From the listing below, copy each line that contains the word "name".

Material shown:
+++
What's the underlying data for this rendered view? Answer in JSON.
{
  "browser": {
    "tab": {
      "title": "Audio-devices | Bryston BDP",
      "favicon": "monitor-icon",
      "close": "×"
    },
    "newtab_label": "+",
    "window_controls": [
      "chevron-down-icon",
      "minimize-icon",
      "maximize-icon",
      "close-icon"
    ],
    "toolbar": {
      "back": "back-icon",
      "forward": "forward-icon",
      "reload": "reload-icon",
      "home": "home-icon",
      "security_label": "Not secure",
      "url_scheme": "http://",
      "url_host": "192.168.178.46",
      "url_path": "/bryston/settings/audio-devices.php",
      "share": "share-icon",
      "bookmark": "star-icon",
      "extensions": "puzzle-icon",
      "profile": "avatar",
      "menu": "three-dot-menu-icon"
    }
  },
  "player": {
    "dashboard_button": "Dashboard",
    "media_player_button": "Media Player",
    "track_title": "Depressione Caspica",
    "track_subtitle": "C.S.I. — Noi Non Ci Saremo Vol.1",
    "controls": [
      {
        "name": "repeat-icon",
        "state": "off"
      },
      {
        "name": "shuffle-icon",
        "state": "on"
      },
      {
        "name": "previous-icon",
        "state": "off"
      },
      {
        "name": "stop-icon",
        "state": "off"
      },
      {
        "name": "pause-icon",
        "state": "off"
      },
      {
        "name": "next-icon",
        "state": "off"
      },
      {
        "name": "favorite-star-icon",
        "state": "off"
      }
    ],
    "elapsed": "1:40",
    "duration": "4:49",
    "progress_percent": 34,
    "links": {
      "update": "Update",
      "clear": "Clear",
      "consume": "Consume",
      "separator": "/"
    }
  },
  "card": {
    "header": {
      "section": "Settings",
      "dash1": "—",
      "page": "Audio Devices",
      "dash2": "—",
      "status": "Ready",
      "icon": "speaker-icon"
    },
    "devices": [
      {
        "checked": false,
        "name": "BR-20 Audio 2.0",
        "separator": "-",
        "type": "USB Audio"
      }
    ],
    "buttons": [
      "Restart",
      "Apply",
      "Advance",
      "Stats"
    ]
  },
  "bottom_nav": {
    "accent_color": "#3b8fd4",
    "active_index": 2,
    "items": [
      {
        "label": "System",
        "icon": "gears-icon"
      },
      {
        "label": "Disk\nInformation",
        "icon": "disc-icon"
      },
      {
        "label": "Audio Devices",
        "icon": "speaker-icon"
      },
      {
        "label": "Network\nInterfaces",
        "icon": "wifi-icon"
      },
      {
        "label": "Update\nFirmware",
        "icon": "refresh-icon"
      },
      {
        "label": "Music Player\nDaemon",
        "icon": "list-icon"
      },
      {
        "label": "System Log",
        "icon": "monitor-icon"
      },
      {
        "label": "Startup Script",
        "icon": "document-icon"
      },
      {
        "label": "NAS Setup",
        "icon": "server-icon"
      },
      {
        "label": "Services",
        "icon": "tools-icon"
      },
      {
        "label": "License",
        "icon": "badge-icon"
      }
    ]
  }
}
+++
Exercise answer:
        "name": "repeat-icon",
        "name": "shuffle-icon",
        "name": "previous-icon",
        "name": "stop-icon",
        "name": "pause-icon",
        "name": "next-icon",
        "name": "favorite-star-icon",
        "name": "BR-20 Audio 2.0",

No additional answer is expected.